## ENTRIES SUPPLIED
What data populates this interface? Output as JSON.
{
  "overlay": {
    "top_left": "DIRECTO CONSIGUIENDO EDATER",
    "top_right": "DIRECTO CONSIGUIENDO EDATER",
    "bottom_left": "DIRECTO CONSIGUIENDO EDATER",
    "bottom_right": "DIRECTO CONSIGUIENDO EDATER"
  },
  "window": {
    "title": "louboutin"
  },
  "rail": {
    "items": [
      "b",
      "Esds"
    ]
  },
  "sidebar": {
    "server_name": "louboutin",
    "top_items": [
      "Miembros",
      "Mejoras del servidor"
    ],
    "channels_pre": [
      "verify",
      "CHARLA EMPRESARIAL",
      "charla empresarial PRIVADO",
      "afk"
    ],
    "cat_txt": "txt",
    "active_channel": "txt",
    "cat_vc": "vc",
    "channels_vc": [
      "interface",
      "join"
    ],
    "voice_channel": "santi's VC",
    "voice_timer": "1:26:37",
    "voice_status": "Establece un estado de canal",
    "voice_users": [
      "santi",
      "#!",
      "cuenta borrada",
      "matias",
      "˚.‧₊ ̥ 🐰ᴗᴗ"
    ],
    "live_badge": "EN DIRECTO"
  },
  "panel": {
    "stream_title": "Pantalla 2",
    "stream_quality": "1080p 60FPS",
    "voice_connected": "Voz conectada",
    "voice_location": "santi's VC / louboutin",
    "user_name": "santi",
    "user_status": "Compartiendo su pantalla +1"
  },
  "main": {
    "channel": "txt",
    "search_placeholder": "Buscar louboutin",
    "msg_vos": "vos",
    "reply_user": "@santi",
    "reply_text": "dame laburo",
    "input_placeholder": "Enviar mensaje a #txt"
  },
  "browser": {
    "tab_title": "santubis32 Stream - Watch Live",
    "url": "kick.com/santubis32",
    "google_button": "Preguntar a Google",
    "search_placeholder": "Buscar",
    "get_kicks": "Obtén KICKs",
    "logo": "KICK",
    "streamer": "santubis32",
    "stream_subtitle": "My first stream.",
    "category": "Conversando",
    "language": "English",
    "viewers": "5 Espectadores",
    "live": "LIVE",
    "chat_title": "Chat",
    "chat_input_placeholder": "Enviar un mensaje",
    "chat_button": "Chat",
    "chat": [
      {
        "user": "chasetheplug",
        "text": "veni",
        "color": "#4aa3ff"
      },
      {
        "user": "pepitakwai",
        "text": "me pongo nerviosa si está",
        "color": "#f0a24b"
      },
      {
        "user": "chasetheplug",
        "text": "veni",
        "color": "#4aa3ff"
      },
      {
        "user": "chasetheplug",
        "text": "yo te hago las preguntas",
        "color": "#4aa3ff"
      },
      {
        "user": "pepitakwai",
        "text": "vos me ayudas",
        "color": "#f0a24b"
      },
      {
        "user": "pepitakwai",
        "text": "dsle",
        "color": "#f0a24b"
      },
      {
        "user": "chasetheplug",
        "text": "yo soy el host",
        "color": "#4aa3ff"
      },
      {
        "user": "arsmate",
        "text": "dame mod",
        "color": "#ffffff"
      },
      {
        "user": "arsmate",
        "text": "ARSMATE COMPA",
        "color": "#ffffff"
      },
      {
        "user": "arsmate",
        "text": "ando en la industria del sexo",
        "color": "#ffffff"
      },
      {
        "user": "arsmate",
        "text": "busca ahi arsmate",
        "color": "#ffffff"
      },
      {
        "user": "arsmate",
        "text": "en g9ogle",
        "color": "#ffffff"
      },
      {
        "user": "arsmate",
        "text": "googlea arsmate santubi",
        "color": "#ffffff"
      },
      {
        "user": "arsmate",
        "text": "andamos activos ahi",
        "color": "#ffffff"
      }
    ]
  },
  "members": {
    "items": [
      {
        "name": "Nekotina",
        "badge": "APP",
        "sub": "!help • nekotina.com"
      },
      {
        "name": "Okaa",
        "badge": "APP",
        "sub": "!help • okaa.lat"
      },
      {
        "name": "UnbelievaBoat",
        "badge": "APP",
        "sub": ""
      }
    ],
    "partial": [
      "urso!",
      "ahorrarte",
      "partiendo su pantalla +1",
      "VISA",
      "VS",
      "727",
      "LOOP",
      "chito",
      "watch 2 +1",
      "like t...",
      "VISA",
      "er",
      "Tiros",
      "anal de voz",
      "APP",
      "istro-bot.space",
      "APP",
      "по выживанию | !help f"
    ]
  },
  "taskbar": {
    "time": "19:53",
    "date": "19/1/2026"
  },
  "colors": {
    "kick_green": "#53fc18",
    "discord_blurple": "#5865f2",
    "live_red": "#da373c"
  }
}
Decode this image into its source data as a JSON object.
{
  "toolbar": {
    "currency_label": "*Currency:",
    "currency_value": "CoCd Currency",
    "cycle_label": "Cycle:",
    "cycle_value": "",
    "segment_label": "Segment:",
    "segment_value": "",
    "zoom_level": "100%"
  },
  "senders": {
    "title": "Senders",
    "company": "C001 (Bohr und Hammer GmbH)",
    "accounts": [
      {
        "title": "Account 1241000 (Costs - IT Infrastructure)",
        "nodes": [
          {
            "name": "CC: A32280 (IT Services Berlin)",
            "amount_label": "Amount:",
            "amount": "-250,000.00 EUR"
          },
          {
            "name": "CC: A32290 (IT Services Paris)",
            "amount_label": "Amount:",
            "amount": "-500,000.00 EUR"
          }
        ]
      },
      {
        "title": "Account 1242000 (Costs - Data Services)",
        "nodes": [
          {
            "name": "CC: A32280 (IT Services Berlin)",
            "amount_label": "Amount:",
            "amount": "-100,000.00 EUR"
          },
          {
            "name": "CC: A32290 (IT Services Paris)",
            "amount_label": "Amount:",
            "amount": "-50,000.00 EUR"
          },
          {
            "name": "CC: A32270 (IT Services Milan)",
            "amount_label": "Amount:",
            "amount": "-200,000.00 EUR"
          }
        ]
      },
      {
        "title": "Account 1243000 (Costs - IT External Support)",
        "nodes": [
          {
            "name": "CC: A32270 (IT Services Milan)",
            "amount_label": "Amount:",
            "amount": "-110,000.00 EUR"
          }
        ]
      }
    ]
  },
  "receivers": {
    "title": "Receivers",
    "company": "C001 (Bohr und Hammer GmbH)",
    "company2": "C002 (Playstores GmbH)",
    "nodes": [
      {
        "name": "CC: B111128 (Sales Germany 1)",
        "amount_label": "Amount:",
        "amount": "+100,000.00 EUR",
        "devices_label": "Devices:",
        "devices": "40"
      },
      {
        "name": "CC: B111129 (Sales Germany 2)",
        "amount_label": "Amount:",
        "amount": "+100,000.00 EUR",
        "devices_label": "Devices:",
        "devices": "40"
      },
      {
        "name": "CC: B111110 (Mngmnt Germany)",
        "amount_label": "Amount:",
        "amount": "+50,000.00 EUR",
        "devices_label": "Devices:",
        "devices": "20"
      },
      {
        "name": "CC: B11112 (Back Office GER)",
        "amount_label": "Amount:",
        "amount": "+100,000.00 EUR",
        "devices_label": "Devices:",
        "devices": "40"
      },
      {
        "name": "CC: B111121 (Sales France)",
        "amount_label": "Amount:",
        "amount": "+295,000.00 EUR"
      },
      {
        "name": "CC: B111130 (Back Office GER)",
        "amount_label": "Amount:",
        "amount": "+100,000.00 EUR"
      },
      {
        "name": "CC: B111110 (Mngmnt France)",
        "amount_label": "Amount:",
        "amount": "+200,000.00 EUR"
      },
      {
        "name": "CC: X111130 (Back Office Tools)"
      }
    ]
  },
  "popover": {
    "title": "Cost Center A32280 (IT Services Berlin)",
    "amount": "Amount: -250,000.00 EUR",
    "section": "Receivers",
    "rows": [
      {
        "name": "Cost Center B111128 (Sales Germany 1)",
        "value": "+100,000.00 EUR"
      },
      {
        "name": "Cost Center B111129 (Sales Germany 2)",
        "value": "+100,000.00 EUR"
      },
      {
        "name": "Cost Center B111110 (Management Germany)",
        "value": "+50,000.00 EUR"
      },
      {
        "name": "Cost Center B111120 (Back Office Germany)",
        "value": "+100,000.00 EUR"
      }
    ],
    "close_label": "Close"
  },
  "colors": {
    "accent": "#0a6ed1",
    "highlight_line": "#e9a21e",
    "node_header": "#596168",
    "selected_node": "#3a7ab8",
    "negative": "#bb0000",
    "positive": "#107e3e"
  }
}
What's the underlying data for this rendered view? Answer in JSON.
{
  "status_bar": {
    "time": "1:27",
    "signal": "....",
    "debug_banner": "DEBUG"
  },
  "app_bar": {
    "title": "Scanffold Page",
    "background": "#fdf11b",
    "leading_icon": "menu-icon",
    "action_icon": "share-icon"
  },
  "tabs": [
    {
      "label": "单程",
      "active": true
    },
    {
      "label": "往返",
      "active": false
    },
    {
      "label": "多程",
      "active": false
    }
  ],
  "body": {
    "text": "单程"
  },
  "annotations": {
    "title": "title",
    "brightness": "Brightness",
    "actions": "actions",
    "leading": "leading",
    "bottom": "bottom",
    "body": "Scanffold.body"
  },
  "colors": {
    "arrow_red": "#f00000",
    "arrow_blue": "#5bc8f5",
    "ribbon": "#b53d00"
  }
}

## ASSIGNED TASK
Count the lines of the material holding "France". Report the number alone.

## WRITTEN REPLY
2